The letter is more specific on the point of amendments than the original resolution, establishing that reversion will occur if the deed “is amended by other than technical or insubstantial amendments.” It also clarifies that NPS is responsible for maintaining piers and wharves that are “not the subject of leases located on the transferred land or in the adjacent waters,” as Jack’s is.
Peter May, NPS’ associate regional director for the National Capital Region, believes the letter makes clear that NPS retains jurisdiction over the property. “It’s not a blanket call for reversion, that with any amendments it would revert,” he says. “It was more specific than that.”
May adds, “The exchange of letters also stated that the maintenance of wharves and piers would be the responsibility of the Park Service except for leased properties. There were several leased properties at the time of the transfer, but Jack’s is the only one that remains.”
But Camp disagrees that the letter simply clarifies the resolution and argues that the two documents are in fact contradictory. “There’s a fundamental inconsistency between the resolution and the letter,” Camp says.
Camp also says the wording of the letter doesn’t give NPS blanket authority over the property. The letter states, “The District of Columbia shall delegate its duties under existing leases and shall assign the rents derived from existing leases to the National Park Foundation, to be used to the benefit of the Georgetown Waterfront Park.”

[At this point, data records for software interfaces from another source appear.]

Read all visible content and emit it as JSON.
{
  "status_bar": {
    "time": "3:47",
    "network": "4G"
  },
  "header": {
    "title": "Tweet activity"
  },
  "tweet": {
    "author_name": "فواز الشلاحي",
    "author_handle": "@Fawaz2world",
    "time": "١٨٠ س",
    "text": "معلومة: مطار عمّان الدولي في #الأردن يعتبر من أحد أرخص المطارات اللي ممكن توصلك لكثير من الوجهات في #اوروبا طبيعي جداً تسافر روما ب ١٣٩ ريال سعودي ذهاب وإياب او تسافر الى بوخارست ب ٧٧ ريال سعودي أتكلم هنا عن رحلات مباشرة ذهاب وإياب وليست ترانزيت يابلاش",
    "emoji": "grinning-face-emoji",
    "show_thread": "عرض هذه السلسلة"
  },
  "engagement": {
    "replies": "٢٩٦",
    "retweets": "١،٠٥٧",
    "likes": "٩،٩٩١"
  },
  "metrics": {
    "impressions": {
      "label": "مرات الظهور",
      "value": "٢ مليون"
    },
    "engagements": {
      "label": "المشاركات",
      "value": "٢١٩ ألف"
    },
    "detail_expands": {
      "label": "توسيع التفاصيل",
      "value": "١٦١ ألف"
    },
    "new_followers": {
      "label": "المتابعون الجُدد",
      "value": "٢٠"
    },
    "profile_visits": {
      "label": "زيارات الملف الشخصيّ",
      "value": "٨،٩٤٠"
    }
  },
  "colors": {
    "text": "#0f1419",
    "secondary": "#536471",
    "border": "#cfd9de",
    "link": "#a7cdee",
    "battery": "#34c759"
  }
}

According to camp, that doesn’t allow NPS to evict one tenant and install another. “It’s a limited transfer,” he says. “It’s to administer and maintain it. It’s not to kick a tenant out.”
As for the question of whether the letter supersedes the 1985 Council resolution, Camp says, “I think that’s a question for the U.S. District Court to decide.”
Camp says the complaint to the court will seek “a declaratory judgment, injunctive relief, and damages.” He’s also said that if NPS moves to install a new operator, he and Simkin will sue the operator.
An NPS spokeswoman couldn’t immediately be reached for comment.
Photo by Darrow Montgomery